• _STUDY MATERIAL_
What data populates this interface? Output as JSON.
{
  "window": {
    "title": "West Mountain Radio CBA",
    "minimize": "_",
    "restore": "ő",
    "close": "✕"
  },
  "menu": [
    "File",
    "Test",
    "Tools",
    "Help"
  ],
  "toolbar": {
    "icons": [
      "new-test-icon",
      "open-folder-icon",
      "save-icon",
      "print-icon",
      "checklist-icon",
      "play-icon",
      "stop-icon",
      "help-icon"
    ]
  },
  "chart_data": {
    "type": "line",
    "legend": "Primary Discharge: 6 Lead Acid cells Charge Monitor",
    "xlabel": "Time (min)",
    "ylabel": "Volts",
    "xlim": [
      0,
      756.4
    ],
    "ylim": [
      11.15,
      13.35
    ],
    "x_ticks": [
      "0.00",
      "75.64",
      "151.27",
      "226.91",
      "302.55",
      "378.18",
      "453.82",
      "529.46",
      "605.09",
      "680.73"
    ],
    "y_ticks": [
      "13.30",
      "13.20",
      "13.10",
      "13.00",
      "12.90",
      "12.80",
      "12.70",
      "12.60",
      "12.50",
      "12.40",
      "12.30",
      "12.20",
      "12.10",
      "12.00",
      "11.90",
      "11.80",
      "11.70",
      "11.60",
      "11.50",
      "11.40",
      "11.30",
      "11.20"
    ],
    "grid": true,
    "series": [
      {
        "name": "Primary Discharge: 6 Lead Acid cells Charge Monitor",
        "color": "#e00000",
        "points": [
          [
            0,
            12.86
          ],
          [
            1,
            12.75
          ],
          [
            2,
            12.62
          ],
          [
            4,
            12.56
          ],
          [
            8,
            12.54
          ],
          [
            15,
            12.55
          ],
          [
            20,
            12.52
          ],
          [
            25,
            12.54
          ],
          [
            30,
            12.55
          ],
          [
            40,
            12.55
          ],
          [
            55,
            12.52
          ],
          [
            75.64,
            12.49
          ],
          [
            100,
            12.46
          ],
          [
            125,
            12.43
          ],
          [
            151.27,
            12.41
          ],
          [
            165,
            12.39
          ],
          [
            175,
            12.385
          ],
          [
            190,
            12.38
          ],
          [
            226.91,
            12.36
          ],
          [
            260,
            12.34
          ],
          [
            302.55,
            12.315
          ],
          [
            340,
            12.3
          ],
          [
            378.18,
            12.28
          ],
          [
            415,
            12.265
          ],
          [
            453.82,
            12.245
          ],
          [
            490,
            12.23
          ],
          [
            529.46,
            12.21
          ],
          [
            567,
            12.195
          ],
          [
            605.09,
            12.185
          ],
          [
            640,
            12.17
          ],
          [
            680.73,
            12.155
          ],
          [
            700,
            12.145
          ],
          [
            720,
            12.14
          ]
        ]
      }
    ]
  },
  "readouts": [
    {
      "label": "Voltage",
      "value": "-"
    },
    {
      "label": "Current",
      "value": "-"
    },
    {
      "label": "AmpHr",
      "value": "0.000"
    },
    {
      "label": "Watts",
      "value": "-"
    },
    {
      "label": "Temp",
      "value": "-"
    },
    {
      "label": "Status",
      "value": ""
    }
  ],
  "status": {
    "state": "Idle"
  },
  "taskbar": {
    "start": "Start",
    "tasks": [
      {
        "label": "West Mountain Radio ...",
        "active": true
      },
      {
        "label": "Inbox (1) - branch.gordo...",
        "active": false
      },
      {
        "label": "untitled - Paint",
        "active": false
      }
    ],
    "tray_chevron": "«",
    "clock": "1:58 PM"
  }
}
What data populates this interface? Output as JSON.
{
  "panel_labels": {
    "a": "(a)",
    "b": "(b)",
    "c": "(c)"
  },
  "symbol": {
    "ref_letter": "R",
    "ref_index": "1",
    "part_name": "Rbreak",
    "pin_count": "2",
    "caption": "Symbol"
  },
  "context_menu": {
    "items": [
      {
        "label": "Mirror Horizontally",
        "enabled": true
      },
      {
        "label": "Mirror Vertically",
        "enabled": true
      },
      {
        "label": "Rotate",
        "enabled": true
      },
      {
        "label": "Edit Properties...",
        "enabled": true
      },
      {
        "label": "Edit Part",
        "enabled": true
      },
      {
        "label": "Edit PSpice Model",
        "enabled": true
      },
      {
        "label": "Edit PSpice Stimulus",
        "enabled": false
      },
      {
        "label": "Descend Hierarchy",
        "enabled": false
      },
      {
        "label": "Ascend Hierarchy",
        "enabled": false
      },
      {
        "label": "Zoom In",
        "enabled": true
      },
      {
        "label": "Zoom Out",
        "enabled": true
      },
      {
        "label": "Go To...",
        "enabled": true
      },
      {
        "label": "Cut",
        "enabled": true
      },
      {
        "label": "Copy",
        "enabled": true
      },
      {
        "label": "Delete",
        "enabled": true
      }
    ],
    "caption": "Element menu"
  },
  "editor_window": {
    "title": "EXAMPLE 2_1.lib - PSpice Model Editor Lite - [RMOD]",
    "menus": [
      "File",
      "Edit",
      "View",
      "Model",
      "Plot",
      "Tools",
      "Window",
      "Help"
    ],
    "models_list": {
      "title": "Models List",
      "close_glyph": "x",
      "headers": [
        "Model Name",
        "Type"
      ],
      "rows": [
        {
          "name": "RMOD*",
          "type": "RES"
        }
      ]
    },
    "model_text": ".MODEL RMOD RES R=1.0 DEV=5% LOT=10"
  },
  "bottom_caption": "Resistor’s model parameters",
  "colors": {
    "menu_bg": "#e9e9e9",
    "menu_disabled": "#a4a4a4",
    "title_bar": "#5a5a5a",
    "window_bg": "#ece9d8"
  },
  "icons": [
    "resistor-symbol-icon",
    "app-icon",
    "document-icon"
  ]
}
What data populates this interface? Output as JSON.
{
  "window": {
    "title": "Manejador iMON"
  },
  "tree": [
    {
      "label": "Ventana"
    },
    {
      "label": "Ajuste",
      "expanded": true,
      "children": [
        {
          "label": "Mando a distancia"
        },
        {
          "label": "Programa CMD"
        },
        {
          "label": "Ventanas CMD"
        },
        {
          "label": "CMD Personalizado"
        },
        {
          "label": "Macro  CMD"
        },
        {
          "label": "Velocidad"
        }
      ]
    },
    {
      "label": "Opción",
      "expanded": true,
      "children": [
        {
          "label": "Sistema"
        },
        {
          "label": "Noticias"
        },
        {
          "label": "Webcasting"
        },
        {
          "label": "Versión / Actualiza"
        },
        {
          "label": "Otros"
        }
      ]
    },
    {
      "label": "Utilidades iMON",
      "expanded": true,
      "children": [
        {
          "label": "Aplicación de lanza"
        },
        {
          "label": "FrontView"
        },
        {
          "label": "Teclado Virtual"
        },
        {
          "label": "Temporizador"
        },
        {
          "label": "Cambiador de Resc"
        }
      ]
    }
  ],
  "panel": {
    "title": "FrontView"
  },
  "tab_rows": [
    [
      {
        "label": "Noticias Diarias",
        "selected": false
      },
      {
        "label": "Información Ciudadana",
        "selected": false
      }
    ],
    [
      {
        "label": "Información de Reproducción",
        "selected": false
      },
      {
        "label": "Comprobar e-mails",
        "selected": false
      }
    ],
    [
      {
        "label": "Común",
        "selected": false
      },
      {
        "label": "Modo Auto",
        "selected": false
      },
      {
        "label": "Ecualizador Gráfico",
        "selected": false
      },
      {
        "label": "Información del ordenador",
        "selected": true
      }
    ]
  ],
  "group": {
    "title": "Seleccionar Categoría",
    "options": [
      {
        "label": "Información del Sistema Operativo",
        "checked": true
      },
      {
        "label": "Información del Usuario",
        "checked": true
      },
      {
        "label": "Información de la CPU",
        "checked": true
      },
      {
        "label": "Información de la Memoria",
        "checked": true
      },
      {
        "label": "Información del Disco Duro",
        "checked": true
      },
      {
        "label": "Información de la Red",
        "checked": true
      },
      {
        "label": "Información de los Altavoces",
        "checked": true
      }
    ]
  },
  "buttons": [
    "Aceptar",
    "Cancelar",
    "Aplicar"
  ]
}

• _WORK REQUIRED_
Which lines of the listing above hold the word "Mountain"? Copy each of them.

• _YOUR SOLUTION_
    "title": "West Mountain Radio CBA",
        "label": "West Mountain Radio ...",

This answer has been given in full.